Speaker: Cenk Sahinalp

Date/Time: 24 Jun  2015, 15:15 - 15:50

Place: FENS 2019

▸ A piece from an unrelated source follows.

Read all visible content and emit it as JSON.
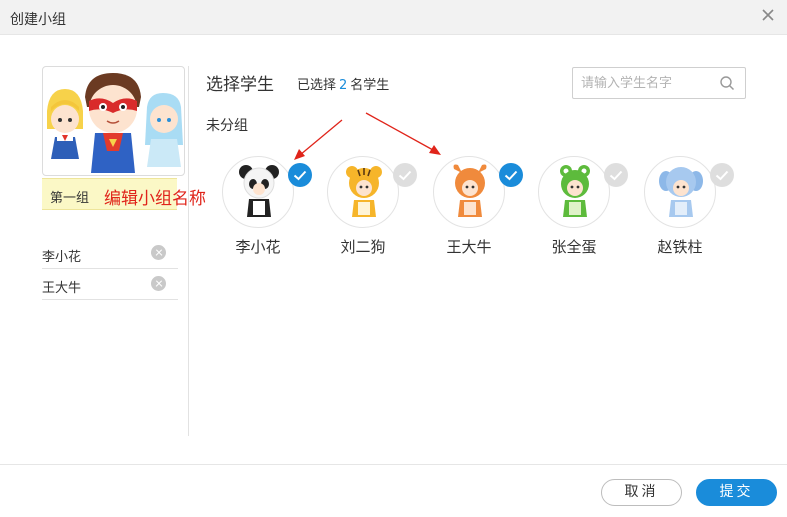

Indiana University Bloomington & Simon Fraser University & Vancouver Prostate Centre A key challenge in cancer genomics is the identification and prioritization of genomic aberrations that potentially act as drivers of cancer. Recent work by our lab and others have produced computational methods to identify aberrant genes that can collectively influence possibly distant genes with differential expression. In particular we have developed Hit’nDrive, a combinatorial optimization method based on a ``random-walk facility location’’ (RWFL) formulation. Hit’nDrive uses "multi-hitting time", the expected minimum number of hops in a random walk originating from any aberrant gene to reach differentially expressed genes, to measure the aberrant gene’s "influence". With Hit’nDrive we can identify driver aberrations, i.e. those whose collective influence over differentially expressed genes in a set of cancer patients is as high as possible. Given only the expression profiles of network modules seeded by these potential drivers, we show how to subtype tumor samples accurately. In the second part of the talk we will focus on how intra-tumor heterogeneity influences current practices in cancer subtyping. While recent research suggests that tumor heterogeneity has clinical implications, in silico determination of the clonal subpopulations remains a challenge. We address this problem through a novel combinatorial method, named CITUP, that infers clonal populations and their frequencies while satisfying phylogenetic constraints and is able to exploit data from multiple samples. On deep sequencing data from cancer studies CITUP predicts subclonal frequencies and the underlying phylogeny with high accuracy.